When mirrorless cameras arrived, many new optical design options became possible. Lenses of f1.2, f1.1 and even f0.95 add to the photographer’s tool set. By combining these “fast” low light lenses with newer image sensors, photos can be made in a far greater range of light conditions. These “fast” lenses allow for very selective focus where your subject is critically sharp while the “bokeh” of these lenses create amazingly soft-focus backgrounds.

© Jim Richardson

Olympus OM_D E-M10 II Mirrorless Camera  Olympus OM_D E-M10 III Mirrorless Camera  Olympus OM-D E-M5 Mirrorless Camera  Olympus OM-D E-M1 Mirrorless Camera 

What about lens mount adapters and what works?

From the beginning of mirrorless cameras, adapters were available to use older lenses on newer cameras. Some adapters worked well and frankly some not so well. Some adapters allowed for autofocus and automatic exposure control, others did not. Today there are over 60 native glass lenses for Sony Alpha cameras. FujiFilm, Olympus, and Panasonic have 20 to over native glass choices available.

Every time a new system is created the number of “native glass” lenses is limited. Nikon Z and Canon R lenses have been announced. Only a few options will be quickly available. It will be three to five years before these companies catch up to the number of options Sony offers. Nikon and Canon owners with current SLR style lenses can use them on the new mirrorless cameras with mount adapters.

© Jim Richardson

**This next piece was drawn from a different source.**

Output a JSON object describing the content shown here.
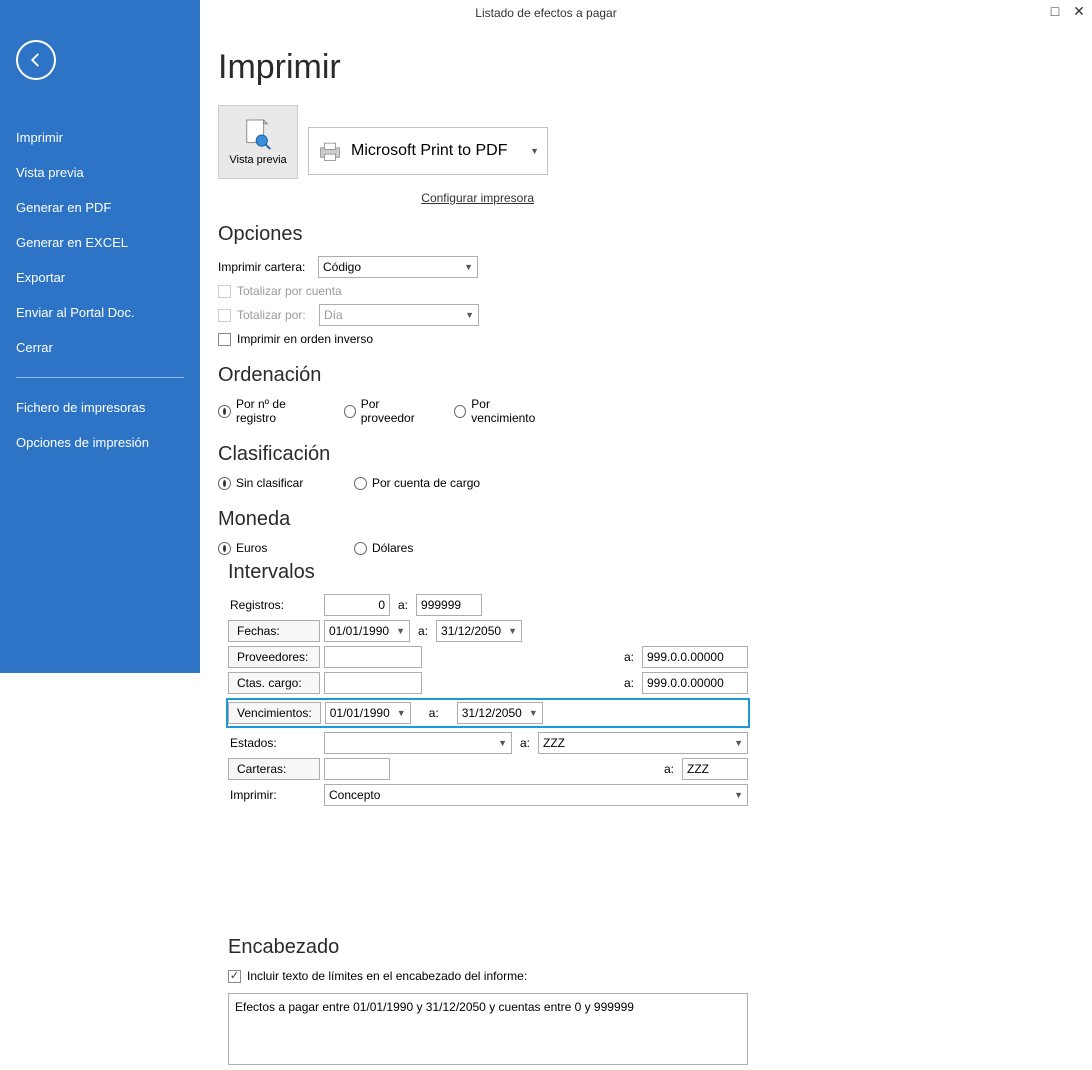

Panasonic Lumix G7 Mirrorless Camera  Panasonic Lumix GX85 Mirrorless Camera  Panasonic Lumix G9 Mirrorless Camera  Nikon Z7 Mirrorless Camera 

If you own a Canon or Nikon SLR and a variety of lenses, their new mirrorless cameras may be perfect for you. If you have just one or two lenses, you can consider a trade-in for a different brand of mirrorless camera. The people here at Wolfe’s can review the lenses you own and offer the best options when selecting your new camera.

Bottomline: Most of the team here at Wolfe’s believes that in a few years almost all cameras will be “mirrorless”. A few SLR cameras will remain for specific special applications. If your current camera is five years old or more, there are many reasons to get a new camera. Making better photos in a wide range of situations are the primary reasons. Wireless connected cameras now allow you to share photos via phone and internet easily. Take better quality pictures in low light settings. Come check out the new cameras. Mirrorless cameras do not have to be expensive. Wolfe’s offers good options from under $500.

National Geographic Photographer, Jim Richardson shoots with the Olympus OM-D E-M1 Mark II Mirrorless Digital Camera because of the compact size making it easy to travel with.

© Jim Richardson

Here are some of our favorite Mirrorless Cameras